* To do
Without changing a word, repeat the data, and include no pictures.

Items from an interface collection
________
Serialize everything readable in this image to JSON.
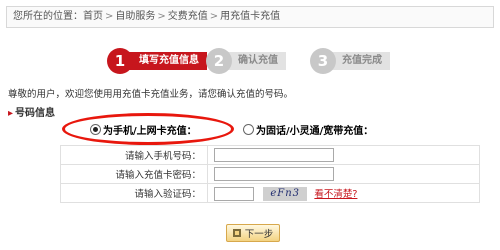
{
  "breadcrumb": {
    "prefix": "您所在的位置：",
    "items": [
      "首页",
      "自助服务",
      "交费充值",
      "用充值卡充值"
    ],
    "separator": ">"
  },
  "steps": [
    {
      "number": "1",
      "label": "填写充值信息",
      "state": "active"
    },
    {
      "number": "2",
      "label": "确认充值",
      "state": "inactive"
    },
    {
      "number": "3",
      "label": "充值完成",
      "state": "inactive"
    }
  ],
  "welcome_text": "尊敬的用户，欢迎您使用用充值卡充值业务，请您确认充值的号码。",
  "section": {
    "marker": "▸",
    "title": "号码信息"
  },
  "recharge_types": [
    {
      "label": "为手机/上网卡充值：",
      "checked": true
    },
    {
      "label": "为固话/小灵通/宽带充值：",
      "checked": false
    }
  ],
  "form": {
    "phone_label": "请输入手机号码：",
    "phone_value": "",
    "card_password_label": "请输入充值卡密码：",
    "card_password_value": "",
    "captcha_label": "请输入验证码：",
    "captcha_value": "",
    "captcha_image_text": "eFn3",
    "captcha_refresh_link": "看不清楚?"
  },
  "next_button": {
    "label": "下一步"
  },
  "colors": {
    "accent_red": "#c7161d",
    "highlight_ellipse": "#e8170d",
    "button_gold": "#f3d382"
  }
}
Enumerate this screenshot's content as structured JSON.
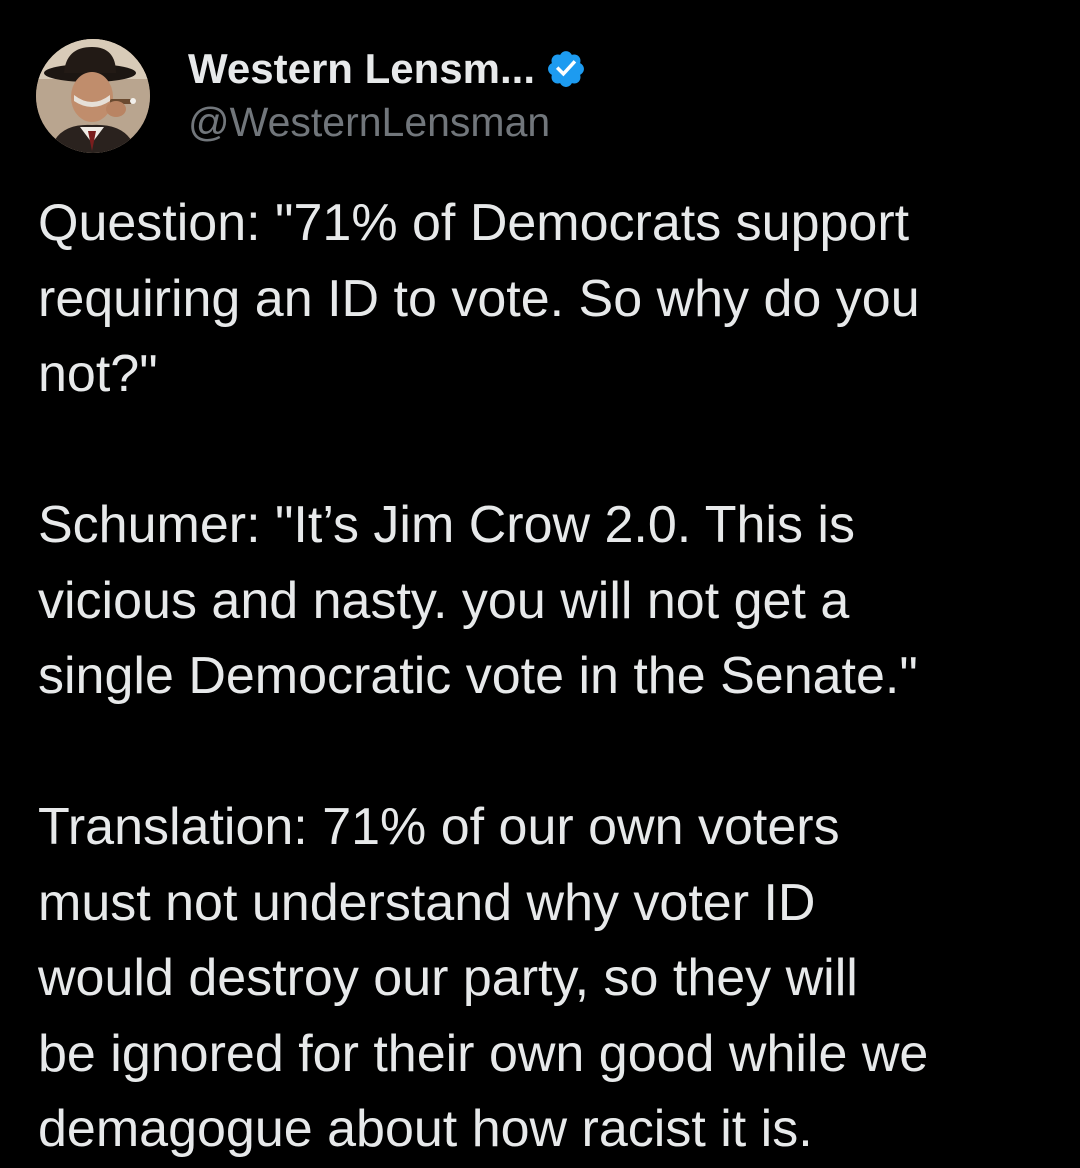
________
* Solution to the exercise
Serialize everything readable in this image to JSON.
{
  "breadcrumb": {
    "prefix": "您所在的位置：",
    "items": [
      "首页",
      "自助服务",
      "交费充值",
      "用充值卡充值"
    ],
    "separator": ">"
  },
  "steps": [
    {
      "number": "1",
      "label": "填写充值信息",
      "state": "active"
    },
    {
      "number": "2",
      "label": "确认充值",
      "state": "inactive"
    },
    {
      "number": "3",
      "label": "充值完成",
      "state": "inactive"
    }
  ],
  "welcome_text": "尊敬的用户，欢迎您使用用充值卡充值业务，请您确认充值的号码。",
  "section": {
    "marker": "▸",
    "title": "号码信息"
  },
  "recharge_types": [
    {
      "label": "为手机/上网卡充值：",
      "checked": true
    },
    {
      "label": "为固话/小灵通/宽带充值：",
      "checked": false
    }
  ],
  "form": {
    "phone_label": "请输入手机号码：",
    "phone_value": "",
    "card_password_label": "请输入充值卡密码：",
    "card_password_value": "",
    "captcha_label": "请输入验证码：",
    "captcha_value": "",
    "captcha_image_text": "eFn3",
    "captcha_refresh_link": "看不清楚?"
  },
  "next_button": {
    "label": "下一步"
  },
  "colors": {
    "accent_red": "#c7161d",
    "highlight_ellipse": "#e8170d",
    "button_gold": "#f3d382"
  }
}
Enumerate this screenshot's content as structured JSON.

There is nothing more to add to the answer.